Jennifer grew up in a small town in Western New York. Before beginning her journey as a hunger fighter with the North Texas Foodbank, she had spent 20 years as a project manager working in the profit sector while raising 3 amazing children. During that time, she used to spend as much time as she could to volunteer for her children’s schools and club sports teams. She says, “Always signing up to be responsible for hospitality positions, feeding people has been a focus for much of my life”.
Founded in 1982, the North Texas Food Bank is a top-ranked nonprofit hunger-relief organization operating a state-of-the-art volunteer and distribution center in Plano. It is a member of Feeding America, a national hunger-relief organization, and works hard in partnership with member agencies of their Feeding Network to provide access to more than 200,000 meals per day for hungry children, seniors, and families across a diverse 13-county service area. With a goal to provide access to 92 million nutritious meals annually by 2025, the organization and its members have been working hard to increase their food distribution efforts, especially since the pandemic. Talking about the sudden change in approach during that period, Jennifer says, “With the start of COVID, we needed to completely reinvent how we distributed food. Pre-COVID food was distributed based on a client choice model where needy people could come into a food pantry and ‘shop’ for food based on the needs and preferences of their household. Because of the pandemic, we needed to shift to a low-touch/no-touch distribution model along with a dramatic increase in the volume, and it was a challenge. But we all were committed towards our job, especially in such dire circumstances when there was no employment and the world seemed to be falling apart. Because of my work in those days, I was even recognized by Seattle Chocolate as a ‘Hero We Need’ for their ‘Cheers to Heroes’ collection for International Women’s day”.
As the senior manager of the Supply Chain at the Food Bank, Jennifer has been able to manage the movement and accuracy of the inventory, making the process more efficient. One of her major achievements has been to reduce food waste at the bank. She even introduced process improvements while helping the Food Bank grow continuously, achieving the goal of distributing 92million meals 5 years ahead of schedule.
According to Jennifer, there are still gender roles in the 21st century, although in a subtle form. Early in her career, when she had been working in industries with male-dominated leadership teams, she found it difficult to break into the “boys” club. Fighting with such prejudices is one of the biggest challenges she has faced!
Jennifer is aware that her professional skillset is in Project Management, Distribution, Operations, and Supply Chain, but her true passion is feeding people. She has been able to match her skill set to her job function and match her passion to that of her employer. Talking about her passion to feed the needy, she says, “Hunger is defined as a painful sensation or state of weakness caused by the need for food. I add to that definition, ‘something no one deserves to feel’, and that is why it is the goal of my life to help as many people as possible so that they do not go to sleep with an empty stomach“.

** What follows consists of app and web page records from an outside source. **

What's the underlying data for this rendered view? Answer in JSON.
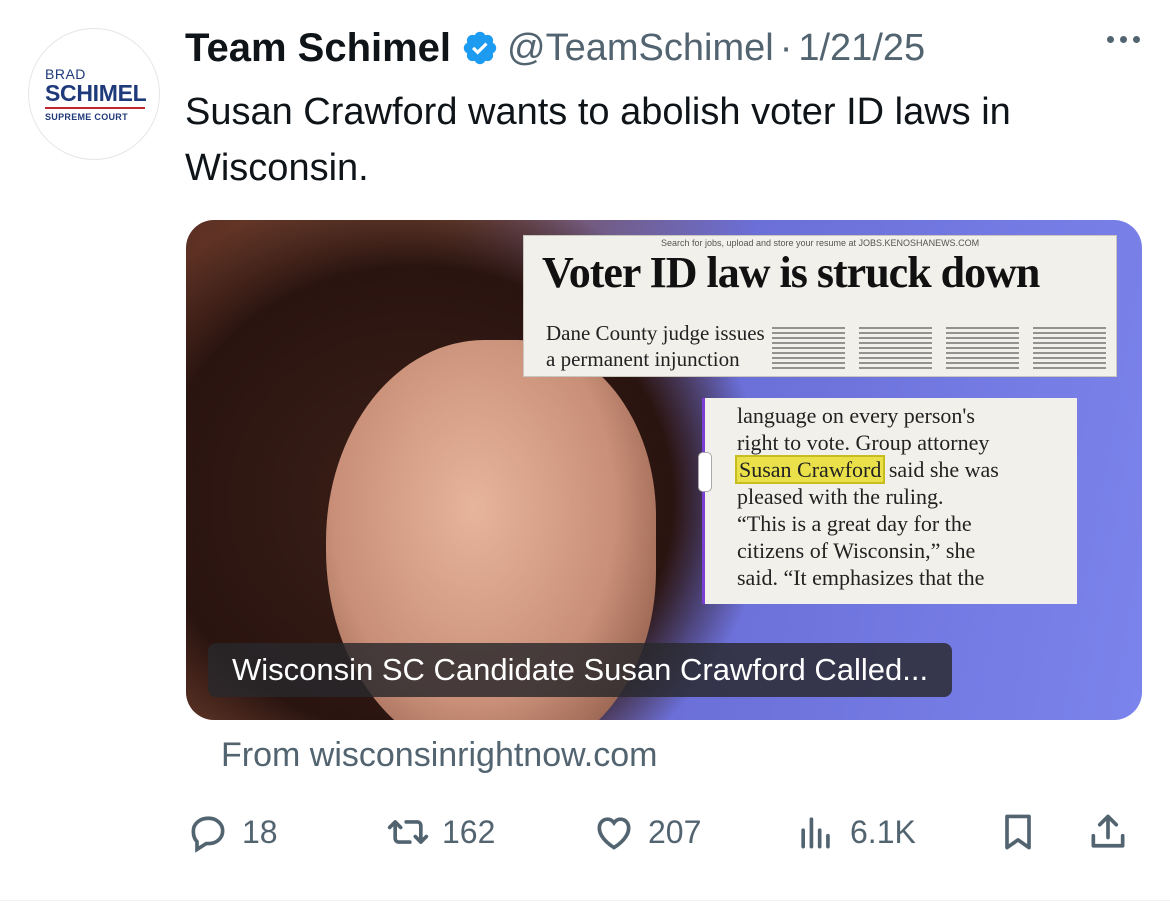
{
  "avatar": {
    "line1": "BRAD",
    "line2": "SCHIMEL",
    "line3": "SUPREME COURT"
  },
  "author": {
    "name": "Team Schimel",
    "handle": "@TeamSchimel",
    "separator": "·",
    "date": "1/21/25",
    "verified_badge_color": "#1d9bf0"
  },
  "tweet": {
    "text": "Susan Crawford wants to abolish voter ID laws in Wisconsin."
  },
  "card": {
    "newspaper": {
      "strip": "Search for jobs, upload and store your resume at JOBS.KENOSHANEWS.COM",
      "headline": "Voter ID law is struck down",
      "subhead": "Dane County judge issues a permanent injunction",
      "clip_lines": [
        "language on every person's",
        "right to vote. Group attorney",
        "said she was",
        "pleased with the ruling.",
        "“This is a great day for the",
        "citizens of Wisconsin,” she",
        "said. “It emphasizes that the"
      ],
      "highlighted_name": "Susan Crawford"
    },
    "caption": "Wisconsin SC Candidate Susan Crawford Called...",
    "source": "From wisconsinrightnow.com"
  },
  "actions": {
    "replies": "18",
    "reposts": "162",
    "likes": "207",
    "views": "6.1K"
  },
  "icons": {
    "reply": "reply-icon",
    "repost": "repost-icon",
    "like": "heart-icon",
    "views": "views-icon",
    "bookmark": "bookmark-icon",
    "share": "share-icon",
    "more": "more-icon"
  },
  "colors": {
    "text_primary": "#0f1419",
    "text_secondary": "#536471",
    "brand_blue": "#1f3a7a",
    "brand_red": "#c0262d"
  }
}
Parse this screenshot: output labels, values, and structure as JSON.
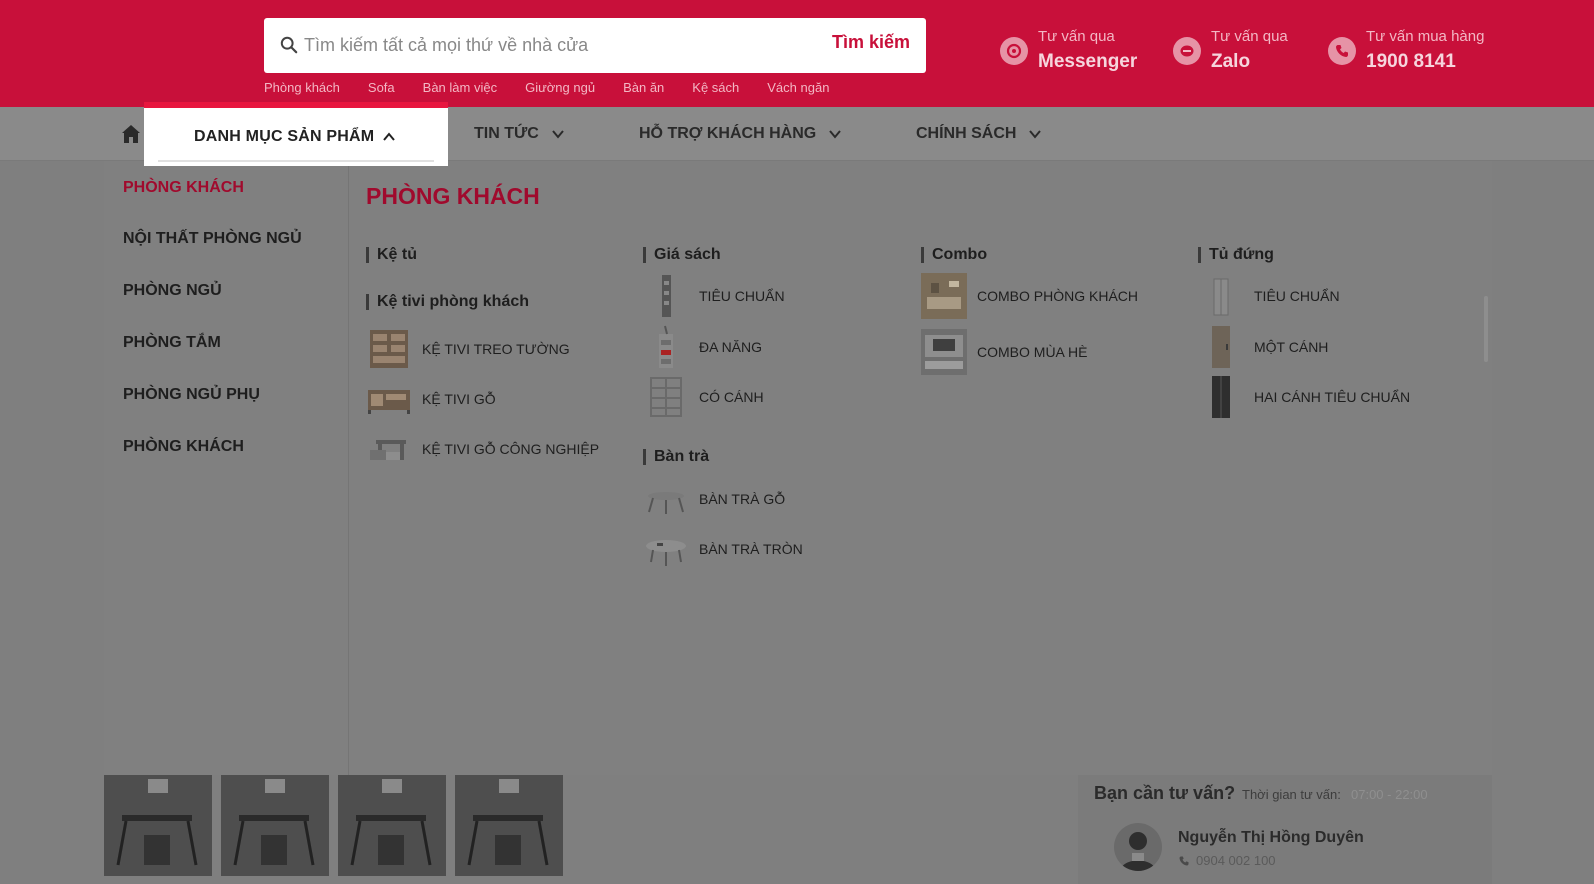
{
  "header": {
    "search": {
      "placeholder": "Tìm kiếm tất cả mọi thứ về nhà cửa",
      "button_label": "Tìm kiếm"
    },
    "quick_links": [
      "Phòng khách",
      "Sofa",
      "Bàn làm việc",
      "Giường ngủ",
      "Bàn ăn",
      "Kệ sách",
      "Vách ngăn"
    ],
    "contacts": [
      {
        "small": "Tư vấn qua",
        "big": "Messenger",
        "icon": "messenger-icon"
      },
      {
        "small": "Tư vấn qua",
        "big": "Zalo",
        "icon": "zalo-icon"
      },
      {
        "small": "Tư vấn mua hàng",
        "big": "1900 8141",
        "icon": "phone-icon"
      }
    ]
  },
  "nav": {
    "home_icon": "home-icon",
    "active_label": "DANH MỤC SẢN PHẨM",
    "items": [
      "TIN TỨC",
      "HỖ TRỢ KHÁCH HÀNG",
      "CHÍNH SÁCH"
    ]
  },
  "mega": {
    "side_items": [
      "PHÒNG KHÁCH",
      "NỘI THẤT PHÒNG NGỦ",
      "PHÒNG NGỦ",
      "PHÒNG TẮM",
      "PHÒNG NGỦ PHỤ",
      "PHÒNG KHÁCH"
    ],
    "title": "PHÒNG KHÁCH",
    "columns": {
      "col1": {
        "group1": "Kệ tủ",
        "group2": "Kệ tivi phòng khách",
        "items": [
          "KỆ TIVI TREO TƯỜNG",
          "KỆ TIVI GỖ",
          "KỆ TIVI GỖ CÔNG NGHIỆP"
        ]
      },
      "col2": {
        "group1": "Giá sách",
        "items1": [
          "TIÊU CHUẨN",
          "ĐA NĂNG",
          "CÓ CÁNH"
        ],
        "group2": "Bàn trà",
        "items2": [
          "BÀN TRÀ GỖ",
          "BÀN TRÀ TRÒN"
        ]
      },
      "col3": {
        "group1": "Combo",
        "items": [
          "COMBO PHÒNG KHÁCH",
          "COMBO MÙA HÈ"
        ]
      },
      "col4": {
        "group1": "Tủ đứng",
        "items": [
          "TIÊU CHUẨN",
          "MỘT CÁNH",
          "HAI CÁNH TIÊU CHUẨN"
        ]
      }
    }
  },
  "consult": {
    "title": "Bạn cần tư vấn?",
    "time_label": "Thời gian tư vấn:",
    "time": "07:00 - 22:00",
    "name": "Nguyễn Thị Hồng Duyên",
    "phone": "0904 002 100"
  },
  "colors": {
    "brand": "#c8103a",
    "accent_active": "#e8163f",
    "overlay": "#808080"
  }
}
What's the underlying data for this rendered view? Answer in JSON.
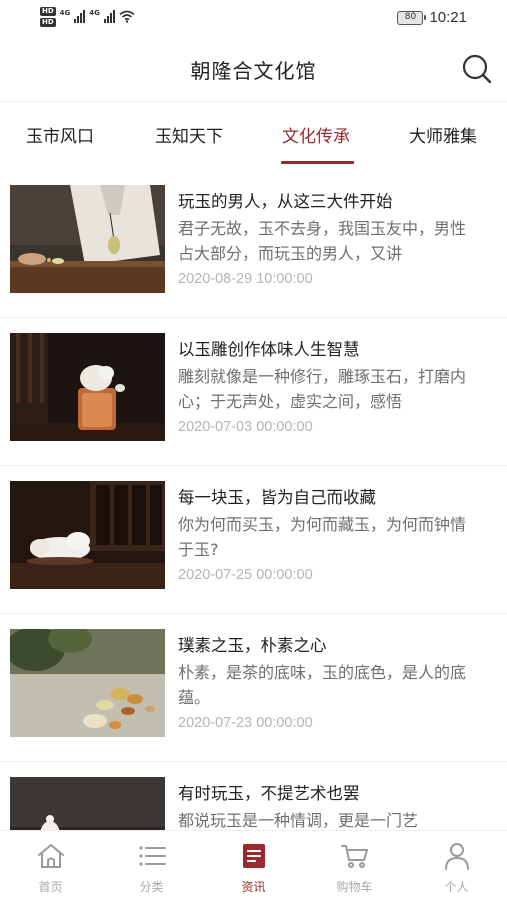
{
  "status_bar": {
    "hd_badge_1": "HD",
    "hd_badge_2": "HD",
    "net_1": "4G",
    "net_2": "4G",
    "battery": "80",
    "time": "10:21"
  },
  "header": {
    "title": "朝隆合文化馆",
    "search_icon": "search-icon"
  },
  "tabs": [
    {
      "label": "玉市风口",
      "active": false
    },
    {
      "label": "玉知天下",
      "active": false
    },
    {
      "label": "文化传承",
      "active": true
    },
    {
      "label": "大师雅集",
      "active": false
    }
  ],
  "accent_color": "#9b2a2e",
  "articles": [
    {
      "title": "玩玉的男人，从这三大件开始",
      "excerpt": "君子无故，玉不去身，我国玉友中，男性占大部分，而玩玉的男人，又讲",
      "date": "2020-08-29 10:00:00"
    },
    {
      "title": "以玉雕创作体味人生智慧",
      "excerpt": "雕刻就像是一种修行，雕琢玉石，打磨内心；于无声处，虚实之间，感悟",
      "date": "2020-07-03 00:00:00"
    },
    {
      "title": "每一块玉，皆为自己而收藏",
      "excerpt": "你为何而买玉，为何而藏玉，为何而钟情于玉?",
      "date": "2020-07-25 00:00:00"
    },
    {
      "title": "璞素之玉，朴素之心",
      "excerpt": "朴素，是茶的底味，玉的底色，是人的底蕴。",
      "date": "2020-07-23 00:00:00"
    },
    {
      "title": "有时玩玉，不提艺术也罢",
      "excerpt": "都说玩玉是一种情调，更是一门艺",
      "date": ""
    }
  ],
  "bottom_nav": [
    {
      "label": "首页",
      "icon": "home-icon",
      "active": false
    },
    {
      "label": "分类",
      "icon": "list-icon",
      "active": false
    },
    {
      "label": "资讯",
      "icon": "news-icon",
      "active": true
    },
    {
      "label": "购物车",
      "icon": "cart-icon",
      "active": false
    },
    {
      "label": "个人",
      "icon": "person-icon",
      "active": false
    }
  ]
}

She has a message for everyone who dreams of success: “Figure out what you are good at and use that skill to make the world what you want it to be.”